Getting the right tenant for a property is probably the single most important consideration for a rental property owner, and therefore for the agents that work on his or her behalf. Tenants are, after all, the income stream. They must be in a position to meet their commitments – something that in tough economic times can become a major risk. Fortunately, South African tenants are generally doing so; but some concerning dynamics are evident that the market needs to be aware of.
According to the recently published Rental Monitor from credit bureau TPN (covering the third quarter of 2016), South African tenants continue to attach a great deal of importance to their rental obligations, and were by large margins living up to them. TPN calculates that 84% of tenants are in good standing. In other words, well over eight in ten tenants were paying their rent. Indeed, this is significantly better than the proportion in good standing with their consumer credit, which sits at just under 60%.

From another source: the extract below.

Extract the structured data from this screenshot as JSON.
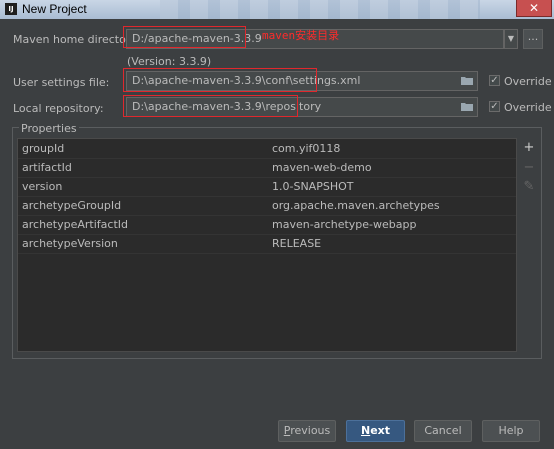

However, this looks a little less positive when it is borne in mind that of the 84% in good standing, 67% were paying on time, while 6% were doing so during the grace period allowed by owners and 11% were paying late. Some 10% made partial payments and 6% did not pay. If one adds the one in ten who are paying their accounts late to the 16% who are failing to make their payments, it is apparent that a large proportion – as many as one in four tenants – are experiencing some form of difficulty in meeting their commitments.
Indeed, TPN notes that overall tenant credit profiles have slipped somewhat between late 2015 and October 2016. The proportion of tenants whose credit profiles were “excellent” or “good” declined from around 74% to 70%. This resulted in an expansion of the “average” category, with the proportion of those ranked “below average” or “poor” remaining fairly constant. So, while the overall state of tenants’ credit profiles is still very positive, stresses are evident.

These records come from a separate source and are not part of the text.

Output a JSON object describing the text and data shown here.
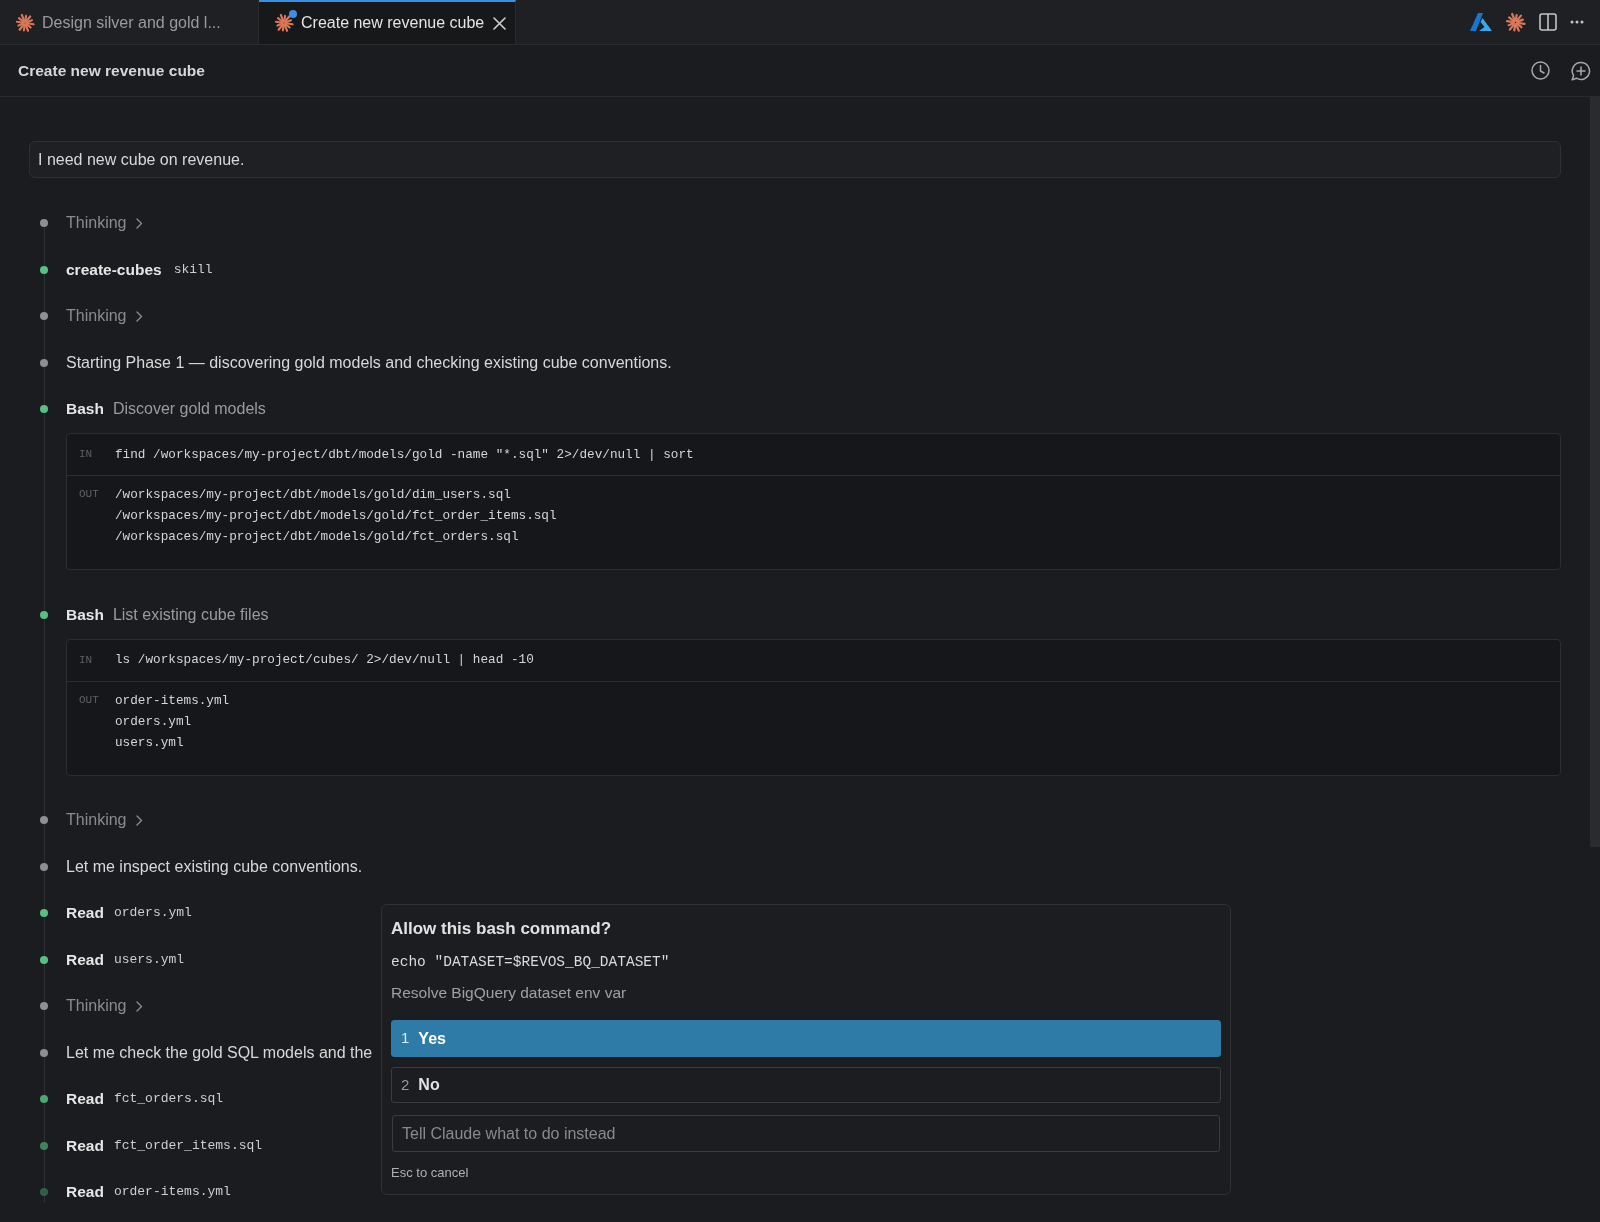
{
  "tabs": [
    {
      "title": "Design silver and gold l...",
      "selected": false,
      "notification": false
    },
    {
      "title": "Create new revenue cube",
      "selected": true,
      "notification": true
    }
  ],
  "header": {
    "title": "Create new revenue cube"
  },
  "user_message": "I need new cube on revenue.",
  "timeline": [
    {
      "kind": "thinking",
      "label": "Thinking",
      "expanded": false,
      "color": "#8e8f92"
    },
    {
      "kind": "skill",
      "name": "create-cubes",
      "tag": "skill",
      "color": "#55c283"
    },
    {
      "kind": "thinking",
      "label": "Thinking",
      "expanded": false,
      "color": "#8e8f92"
    },
    {
      "kind": "message",
      "text": "Starting Phase 1 — discovering gold models and checking existing cube conventions.",
      "color": "#8e8f92"
    },
    {
      "kind": "tool",
      "name": "Bash",
      "description": "Discover gold models",
      "color": "#55c283",
      "io": {
        "in_label": "IN",
        "command": "find /workspaces/my-project/dbt/models/gold -name \"*.sql\" 2>/dev/null | sort",
        "out_label": "OUT",
        "output": [
          "/workspaces/my-project/dbt/models/gold/dim_users.sql",
          "/workspaces/my-project/dbt/models/gold/fct_order_items.sql",
          "/workspaces/my-project/dbt/models/gold/fct_orders.sql"
        ]
      }
    },
    {
      "kind": "tool",
      "name": "Bash",
      "description": "List existing cube files",
      "color": "#55c283",
      "io": {
        "in_label": "IN",
        "command": "ls /workspaces/my-project/cubes/ 2>/dev/null | head -10",
        "out_label": "OUT",
        "output": [
          "order-items.yml",
          "orders.yml",
          "users.yml"
        ]
      }
    },
    {
      "kind": "thinking",
      "label": "Thinking",
      "expanded": false,
      "color": "#8e8f92"
    },
    {
      "kind": "message",
      "text": "Let me inspect existing cube conventions.",
      "color": "#8e8f92"
    },
    {
      "kind": "tool",
      "name": "Read",
      "file": "orders.yml",
      "color": "#55c283"
    },
    {
      "kind": "tool",
      "name": "Read",
      "file": "users.yml",
      "color": "#55c283"
    },
    {
      "kind": "thinking",
      "label": "Thinking",
      "expanded": false,
      "color": "#8e8f92"
    },
    {
      "kind": "message",
      "text": "Let me check the gold SQL models and the",
      "color": "#8e8f92"
    },
    {
      "kind": "tool",
      "name": "Read",
      "file": "fct_orders.sql",
      "color": "#4ca773"
    },
    {
      "kind": "tool",
      "name": "Read",
      "file": "fct_order_items.sql",
      "color": "#3f835d"
    },
    {
      "kind": "tool",
      "name": "Read",
      "file": "order-items.yml",
      "color": "#325e47"
    }
  ],
  "dialog": {
    "title": "Allow this bash command?",
    "command": "echo \"DATASET=$REVOS_BQ_DATASET\"",
    "description": "Resolve BigQuery dataset env var",
    "options": [
      {
        "number": "1",
        "label": "Yes",
        "selected": true
      },
      {
        "number": "2",
        "label": "No",
        "selected": false
      }
    ],
    "input": {
      "placeholder": "Tell Claude what to do instead"
    },
    "hint": "Esc to cancel"
  }
}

Failure to meet obligations was most pronounced at the bottom and top ends of the market. Some 24% of tenants in properties charging up to R3 000 a month failed to pay, or made partial payments; while some 23% of those in properties charging more than R25 000 a month were in the same position. In addition, properties in the latter band had a vacancy rate of 23%.
These numbers make sense to us. Shaun Luyt, Manager of Rentals Operations at Harcourts Maynard Burgoyne, comments: “Tenants in the lower end of the market are often the most vulnerable to economic shocks, say, when a household goes from two-incomes to one-income as a result of retrenchment or a business closure. These are households that try hard to live within their means, but tough times drive the to the wall, and invariably they only default on rent as a last resort. At the upper end, we often see people who have over-extended themselves somewhat. They may have had a good run of career success that is now petering out. And we’re also seeing a lot of caution to commit to renting luxury properties.”
The Western Cape market remains a robust one. Tenants in the Western Cape, are by some margin the best credit prospects in the country Just shy of 90% (89.64% to be exact) are in good standing. Some 78% pay on time, one of only two provinces (the other being the Eastern Cape) to exceed 70% in this regard. Those requiring a grace period amount to 3.7%, the only province in which this proportion falls below 4%, while a modest 7.7% pay late – the Western Cape being the sole province in which the latter proportion is below 10%. Those making partial payments amounted to 7.4% and those failing to pay a mere 3%.
“As we’ve pointed out in this space before, we are fortunate in the Western Cape market to be servicing a well-heeled and financially stable clientele. This marks the provincial market as one with marvellous opportunities. This does not mean that no threats exist. Stressful economic times can cause trouble for even the most prudent owners and tenants. It is our job as agents to offer the best advice possible to make sure that this does not become the fate of our clients”, concludes Shaun Luyt.